--- DATA SHOWN ---
▶

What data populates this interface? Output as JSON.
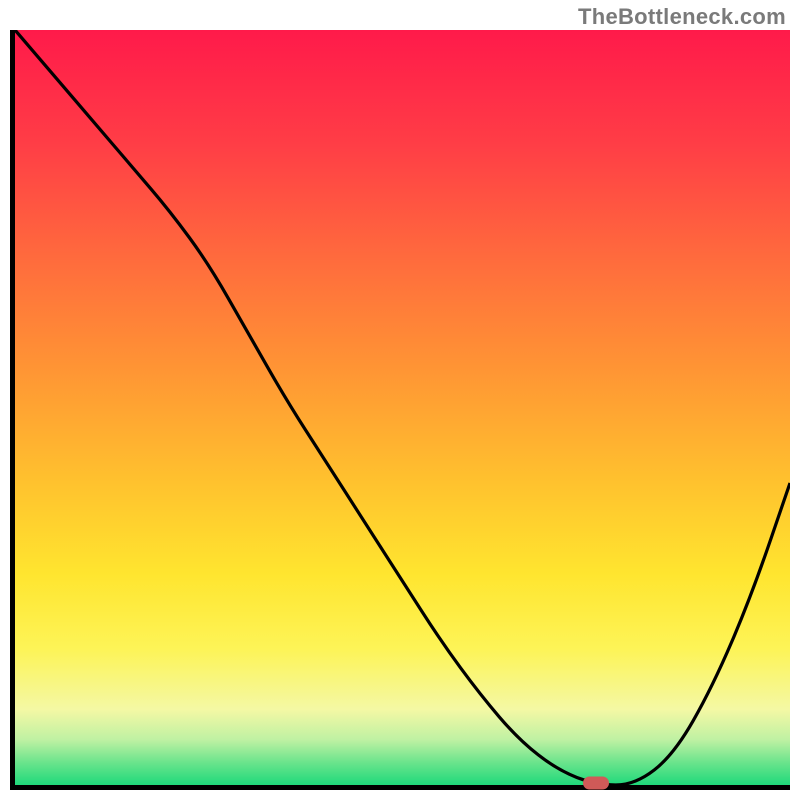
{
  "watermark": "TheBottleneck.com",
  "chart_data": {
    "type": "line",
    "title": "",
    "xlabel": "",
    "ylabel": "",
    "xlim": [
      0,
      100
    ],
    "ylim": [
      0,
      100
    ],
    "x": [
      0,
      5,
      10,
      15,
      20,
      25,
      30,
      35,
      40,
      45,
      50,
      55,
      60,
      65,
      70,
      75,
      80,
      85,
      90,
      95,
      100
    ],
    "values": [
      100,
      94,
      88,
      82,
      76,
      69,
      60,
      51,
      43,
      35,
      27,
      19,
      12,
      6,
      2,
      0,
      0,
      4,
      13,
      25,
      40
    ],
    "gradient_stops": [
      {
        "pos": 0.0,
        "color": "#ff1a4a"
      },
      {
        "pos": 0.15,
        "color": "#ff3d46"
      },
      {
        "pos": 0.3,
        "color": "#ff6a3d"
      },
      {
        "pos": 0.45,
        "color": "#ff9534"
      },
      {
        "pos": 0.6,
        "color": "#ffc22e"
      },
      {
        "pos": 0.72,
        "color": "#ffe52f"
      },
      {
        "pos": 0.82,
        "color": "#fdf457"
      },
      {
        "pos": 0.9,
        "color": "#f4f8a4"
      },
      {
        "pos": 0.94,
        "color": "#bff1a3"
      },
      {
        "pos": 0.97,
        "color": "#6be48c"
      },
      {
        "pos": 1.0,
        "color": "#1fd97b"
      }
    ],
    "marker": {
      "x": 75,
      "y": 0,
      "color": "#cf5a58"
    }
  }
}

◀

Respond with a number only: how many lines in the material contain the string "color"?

12